Morocco is a country in North Africa where people consume allot of bread, Bread is always on the table an eaten with almost every meal. Bread is fitting with the traditional cuisine of Morocco that consists of tajines, stews and soups. What’s staggering about “bread” in Morocco is that is primarily made by all women at home and often twice daily. This results in fresh and delicious breads of all kinds from flatbreads to pancakes.
Tag: Moroccan cooking
Moroccan cuisine is the culinary star of North Africa. Imperial and trade influence has been filtered and blended into Morocco’s culture. Being at the crossroads of many civilizations, the cuisine of Morocco is a mélange of Arab, Berber, Moorish, French, Middle Eastern, Mediterranean African, Iberian, and Jewish influences. Moroccan cooking is enhanced with fruits, dried and fresh — apricots, dates, figs, and raisins, to name a few. Lemons preserved in a salt-lemon juice mixture bring a unique face to many Moroccan chicken and pigeon dishes. Nuts are prominent; pine nuts, almonds, and pistachios show up in all sorts of unexpected places.
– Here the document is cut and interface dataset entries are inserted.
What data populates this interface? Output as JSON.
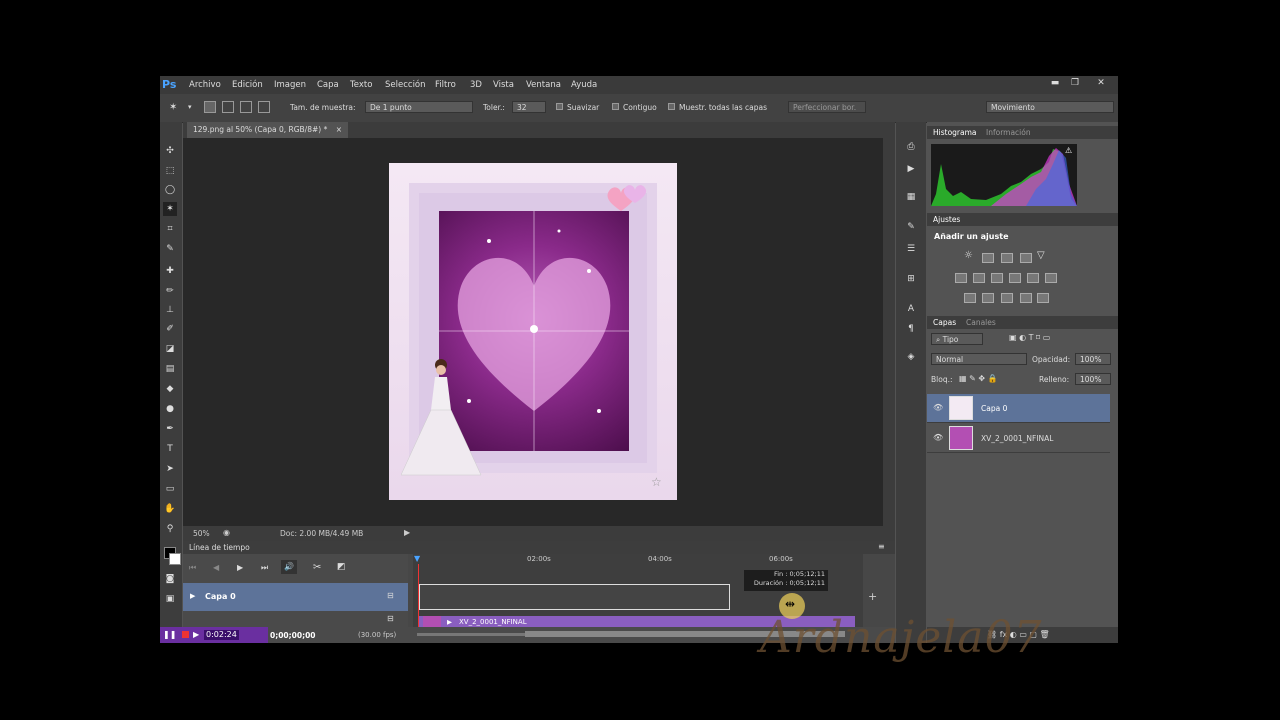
{
  "app": {
    "logo": "Ps"
  },
  "menu": [
    "Archivo",
    "Edición",
    "Imagen",
    "Capa",
    "Texto",
    "Selección",
    "Filtro",
    "3D",
    "Vista",
    "Ventana",
    "Ayuda"
  ],
  "options": {
    "sample_size_label": "Tam. de muestra:",
    "sample_size_value": "De 1 punto",
    "tolerance_label": "Toler.:",
    "tolerance_value": "32",
    "smooth_label": "Suavizar",
    "contiguous_label": "Contiguo",
    "sample_all_label": "Muestr. todas las capas",
    "refine_label": "Perfeccionar bor.",
    "workspace": "Movimiento"
  },
  "document": {
    "tab_title": "129.png al 50% (Capa 0, RGB/8#) *",
    "zoom": "50%",
    "doc_size": "Doc: 2.00 MB/4.49 MB"
  },
  "panels": {
    "histogram_tab": "Histograma",
    "info_tab": "Información",
    "adjustments_tab": "Ajustes",
    "add_adjustment": "Añadir un ajuste",
    "layers_tab": "Capas",
    "channels_tab": "Canales",
    "filter_kind": "Tipo",
    "blend_mode": "Normal",
    "opacity_label": "Opacidad:",
    "opacity_value": "100%",
    "lock_label": "Bloq.:",
    "fill_label": "Relleno:",
    "fill_value": "100%",
    "layers": [
      "Capa 0",
      "XV_2_0001_NFINAL"
    ]
  },
  "timeline": {
    "title": "Línea de tiempo",
    "ticks": [
      "02:00s",
      "04:00s",
      "06:00s"
    ],
    "tooltip_end_label": "Fin",
    "tooltip_end_value": "0;05;12;11",
    "tooltip_duration_label": "Duración",
    "tooltip_duration_value": "0;05;12;11",
    "track_label": "Capa 0",
    "clip_label": "XV_2_0001_NFINAL",
    "current_time": "0;00;00;00",
    "fps": "(30.00 fps)",
    "recorder_time": "0:02:24"
  },
  "watermark": "Ardnajela07",
  "colors": {
    "accent": "#4aa3ff",
    "selected_layer": "#5d7399",
    "clip_purple": "#8a5ec0",
    "recorder": "#6a2fa0"
  }
}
Djemaa El Fna Square is in the heart of Marrakesh, Morocco is like no where else on earth, and an adventure not to be missed after dusk. Courageous travelers in Morocco will definitely want to eat in the Djemaa El Fna Square. Tourists can avoid any chance of illness simply by sticking to foods that are actually cooked in front of them, and passed over to be eaten off of a clean paper. The Moroccan family in the photo above is waiting for their main course to come out of the cooking pot in front of them.Whether you choose to eat or not, just a stroll through the Djemaa El Fna Square in the evening can provide some very unique photo opportunities.